◆ Task to complete ◆
If a line in the listing below contains "JSON", return that line.

[Supplied data Boundary: Start]

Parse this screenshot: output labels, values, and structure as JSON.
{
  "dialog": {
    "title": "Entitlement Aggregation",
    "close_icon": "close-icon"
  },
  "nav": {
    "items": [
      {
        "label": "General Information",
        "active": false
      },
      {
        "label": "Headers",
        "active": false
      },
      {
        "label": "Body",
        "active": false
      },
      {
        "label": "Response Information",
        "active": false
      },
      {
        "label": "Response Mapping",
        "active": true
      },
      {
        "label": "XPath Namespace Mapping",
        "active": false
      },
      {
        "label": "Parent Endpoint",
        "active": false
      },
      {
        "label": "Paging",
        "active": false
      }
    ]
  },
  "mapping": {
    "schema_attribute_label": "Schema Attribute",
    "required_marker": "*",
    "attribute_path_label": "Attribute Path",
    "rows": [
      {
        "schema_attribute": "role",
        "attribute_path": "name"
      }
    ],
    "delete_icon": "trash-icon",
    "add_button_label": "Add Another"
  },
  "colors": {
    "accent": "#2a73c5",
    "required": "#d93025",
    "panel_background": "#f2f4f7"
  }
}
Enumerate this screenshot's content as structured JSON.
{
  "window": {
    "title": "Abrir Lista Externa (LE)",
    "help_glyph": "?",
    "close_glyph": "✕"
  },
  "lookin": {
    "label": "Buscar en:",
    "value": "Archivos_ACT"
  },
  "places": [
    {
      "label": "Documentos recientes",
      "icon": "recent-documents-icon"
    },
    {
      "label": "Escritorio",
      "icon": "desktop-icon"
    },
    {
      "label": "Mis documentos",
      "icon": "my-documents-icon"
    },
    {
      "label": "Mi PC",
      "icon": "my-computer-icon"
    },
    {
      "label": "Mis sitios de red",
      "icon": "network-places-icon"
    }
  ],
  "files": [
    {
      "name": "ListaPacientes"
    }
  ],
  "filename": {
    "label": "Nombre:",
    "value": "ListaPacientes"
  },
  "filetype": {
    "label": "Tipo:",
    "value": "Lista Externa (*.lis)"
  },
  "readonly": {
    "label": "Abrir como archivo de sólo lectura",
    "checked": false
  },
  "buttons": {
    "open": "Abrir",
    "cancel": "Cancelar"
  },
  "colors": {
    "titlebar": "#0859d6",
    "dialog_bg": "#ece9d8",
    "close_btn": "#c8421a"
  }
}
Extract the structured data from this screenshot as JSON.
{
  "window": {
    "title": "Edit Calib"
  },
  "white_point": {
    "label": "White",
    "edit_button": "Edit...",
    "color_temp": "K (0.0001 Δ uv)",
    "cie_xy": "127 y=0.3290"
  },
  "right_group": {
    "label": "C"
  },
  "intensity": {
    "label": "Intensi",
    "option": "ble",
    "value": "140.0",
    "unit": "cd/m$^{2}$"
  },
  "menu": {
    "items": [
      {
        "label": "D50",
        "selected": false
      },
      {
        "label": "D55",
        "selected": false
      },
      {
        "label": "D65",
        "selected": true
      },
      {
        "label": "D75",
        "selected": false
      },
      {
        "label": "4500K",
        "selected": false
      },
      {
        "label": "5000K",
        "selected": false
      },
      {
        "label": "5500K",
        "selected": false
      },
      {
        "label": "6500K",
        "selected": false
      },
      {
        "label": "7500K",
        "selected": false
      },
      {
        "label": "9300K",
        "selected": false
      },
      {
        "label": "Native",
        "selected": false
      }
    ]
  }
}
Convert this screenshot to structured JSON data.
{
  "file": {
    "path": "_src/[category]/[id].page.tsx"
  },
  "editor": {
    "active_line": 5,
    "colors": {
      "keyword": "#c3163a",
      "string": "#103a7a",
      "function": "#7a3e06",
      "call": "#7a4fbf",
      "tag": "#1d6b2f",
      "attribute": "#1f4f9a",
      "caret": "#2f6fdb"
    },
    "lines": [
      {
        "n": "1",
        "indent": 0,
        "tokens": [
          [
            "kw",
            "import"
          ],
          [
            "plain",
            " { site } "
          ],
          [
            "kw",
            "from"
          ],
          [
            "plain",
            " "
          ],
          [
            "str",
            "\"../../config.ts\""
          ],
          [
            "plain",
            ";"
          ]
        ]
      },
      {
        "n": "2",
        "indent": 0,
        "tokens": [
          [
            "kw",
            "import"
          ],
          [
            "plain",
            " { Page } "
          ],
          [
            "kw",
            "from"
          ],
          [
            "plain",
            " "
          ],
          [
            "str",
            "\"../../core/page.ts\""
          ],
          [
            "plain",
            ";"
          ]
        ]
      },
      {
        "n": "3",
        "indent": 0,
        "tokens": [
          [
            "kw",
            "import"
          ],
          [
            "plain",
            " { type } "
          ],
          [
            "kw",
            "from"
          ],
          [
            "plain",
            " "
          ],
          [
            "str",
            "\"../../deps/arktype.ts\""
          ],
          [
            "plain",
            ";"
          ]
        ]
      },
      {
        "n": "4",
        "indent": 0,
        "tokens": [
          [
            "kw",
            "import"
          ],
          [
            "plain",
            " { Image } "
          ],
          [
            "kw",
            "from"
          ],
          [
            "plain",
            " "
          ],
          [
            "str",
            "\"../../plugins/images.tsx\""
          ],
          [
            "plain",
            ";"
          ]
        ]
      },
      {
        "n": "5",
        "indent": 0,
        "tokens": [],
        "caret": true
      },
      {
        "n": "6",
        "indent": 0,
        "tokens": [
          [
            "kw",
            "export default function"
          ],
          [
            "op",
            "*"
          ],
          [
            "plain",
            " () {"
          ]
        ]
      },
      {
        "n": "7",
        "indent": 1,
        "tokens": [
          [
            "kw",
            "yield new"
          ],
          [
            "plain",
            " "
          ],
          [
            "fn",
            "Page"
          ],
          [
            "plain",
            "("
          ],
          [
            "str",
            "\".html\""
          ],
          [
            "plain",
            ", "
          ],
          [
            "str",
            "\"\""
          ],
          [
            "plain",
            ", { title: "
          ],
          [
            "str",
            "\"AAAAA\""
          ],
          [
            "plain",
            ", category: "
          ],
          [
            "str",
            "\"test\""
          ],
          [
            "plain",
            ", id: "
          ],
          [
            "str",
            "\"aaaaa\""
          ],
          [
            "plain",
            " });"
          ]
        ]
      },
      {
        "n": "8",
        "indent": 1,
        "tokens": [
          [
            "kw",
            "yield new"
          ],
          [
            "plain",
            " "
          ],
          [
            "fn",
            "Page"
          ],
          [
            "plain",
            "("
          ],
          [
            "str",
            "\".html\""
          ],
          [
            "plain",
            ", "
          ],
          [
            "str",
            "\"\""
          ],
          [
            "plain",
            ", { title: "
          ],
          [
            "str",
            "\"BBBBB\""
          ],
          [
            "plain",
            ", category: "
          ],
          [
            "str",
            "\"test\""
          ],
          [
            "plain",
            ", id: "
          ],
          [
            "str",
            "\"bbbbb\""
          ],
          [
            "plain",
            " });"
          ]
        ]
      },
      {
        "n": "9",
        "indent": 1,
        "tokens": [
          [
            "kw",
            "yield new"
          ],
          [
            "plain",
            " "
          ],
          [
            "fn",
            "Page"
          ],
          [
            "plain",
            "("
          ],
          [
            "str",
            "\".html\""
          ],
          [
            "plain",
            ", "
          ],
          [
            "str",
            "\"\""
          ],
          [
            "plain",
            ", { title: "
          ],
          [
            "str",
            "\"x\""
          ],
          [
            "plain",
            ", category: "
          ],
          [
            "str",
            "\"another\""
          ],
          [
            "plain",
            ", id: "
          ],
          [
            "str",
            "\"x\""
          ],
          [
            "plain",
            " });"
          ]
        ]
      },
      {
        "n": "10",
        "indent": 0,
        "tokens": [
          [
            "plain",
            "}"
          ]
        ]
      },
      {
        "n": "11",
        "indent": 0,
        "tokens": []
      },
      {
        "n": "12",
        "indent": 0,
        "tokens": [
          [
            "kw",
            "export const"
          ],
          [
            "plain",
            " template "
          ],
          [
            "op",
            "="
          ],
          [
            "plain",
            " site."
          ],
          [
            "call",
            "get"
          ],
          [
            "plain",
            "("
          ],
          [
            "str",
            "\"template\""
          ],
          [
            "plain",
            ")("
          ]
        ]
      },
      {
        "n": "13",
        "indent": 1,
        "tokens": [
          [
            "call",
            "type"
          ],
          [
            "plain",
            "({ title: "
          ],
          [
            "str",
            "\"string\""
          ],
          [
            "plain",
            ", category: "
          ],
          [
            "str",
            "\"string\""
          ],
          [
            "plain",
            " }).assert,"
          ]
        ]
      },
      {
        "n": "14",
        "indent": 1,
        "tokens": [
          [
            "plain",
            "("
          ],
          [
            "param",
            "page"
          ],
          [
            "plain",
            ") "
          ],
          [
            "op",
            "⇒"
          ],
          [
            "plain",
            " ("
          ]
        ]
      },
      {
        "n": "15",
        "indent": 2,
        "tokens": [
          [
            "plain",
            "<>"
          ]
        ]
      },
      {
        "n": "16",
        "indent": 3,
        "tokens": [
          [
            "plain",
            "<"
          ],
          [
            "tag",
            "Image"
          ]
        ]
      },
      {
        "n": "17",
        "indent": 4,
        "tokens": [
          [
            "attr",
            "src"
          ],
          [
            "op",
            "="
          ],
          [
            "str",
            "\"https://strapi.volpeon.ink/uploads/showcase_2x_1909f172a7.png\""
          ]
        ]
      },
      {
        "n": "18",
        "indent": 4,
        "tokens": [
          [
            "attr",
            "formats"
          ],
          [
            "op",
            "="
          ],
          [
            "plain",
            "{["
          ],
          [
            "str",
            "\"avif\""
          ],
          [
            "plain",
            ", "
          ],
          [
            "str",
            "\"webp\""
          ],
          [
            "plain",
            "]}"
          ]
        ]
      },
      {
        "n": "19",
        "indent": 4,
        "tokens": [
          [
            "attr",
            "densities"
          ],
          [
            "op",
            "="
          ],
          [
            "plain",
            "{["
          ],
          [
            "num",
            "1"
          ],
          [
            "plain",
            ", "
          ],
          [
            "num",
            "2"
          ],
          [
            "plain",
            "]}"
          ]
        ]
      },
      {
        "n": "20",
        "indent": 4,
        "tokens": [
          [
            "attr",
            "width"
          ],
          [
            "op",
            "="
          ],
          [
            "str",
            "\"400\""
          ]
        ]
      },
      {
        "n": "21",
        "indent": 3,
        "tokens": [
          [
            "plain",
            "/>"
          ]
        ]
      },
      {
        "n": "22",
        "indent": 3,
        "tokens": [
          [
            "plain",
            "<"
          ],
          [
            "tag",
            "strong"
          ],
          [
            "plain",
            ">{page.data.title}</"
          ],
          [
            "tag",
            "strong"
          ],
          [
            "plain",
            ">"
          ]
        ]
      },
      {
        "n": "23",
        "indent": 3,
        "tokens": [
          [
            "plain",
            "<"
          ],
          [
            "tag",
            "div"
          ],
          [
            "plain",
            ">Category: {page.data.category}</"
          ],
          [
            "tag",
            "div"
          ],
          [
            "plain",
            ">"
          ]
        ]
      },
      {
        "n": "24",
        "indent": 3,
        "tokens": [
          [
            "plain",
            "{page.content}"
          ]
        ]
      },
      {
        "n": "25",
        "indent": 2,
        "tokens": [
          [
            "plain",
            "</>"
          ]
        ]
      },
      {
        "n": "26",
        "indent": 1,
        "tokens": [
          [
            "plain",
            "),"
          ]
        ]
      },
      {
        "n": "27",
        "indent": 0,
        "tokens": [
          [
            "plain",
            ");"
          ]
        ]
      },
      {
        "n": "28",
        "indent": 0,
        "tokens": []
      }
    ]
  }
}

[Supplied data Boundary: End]

◆ Your solution ◆
Parse this screenshot: output labels, values, and structure as JSON.
Enumerate this screenshot's content as structured JSON.
Extract the structured data from this screenshot as JSON.
Convert this screenshot to structured JSON data.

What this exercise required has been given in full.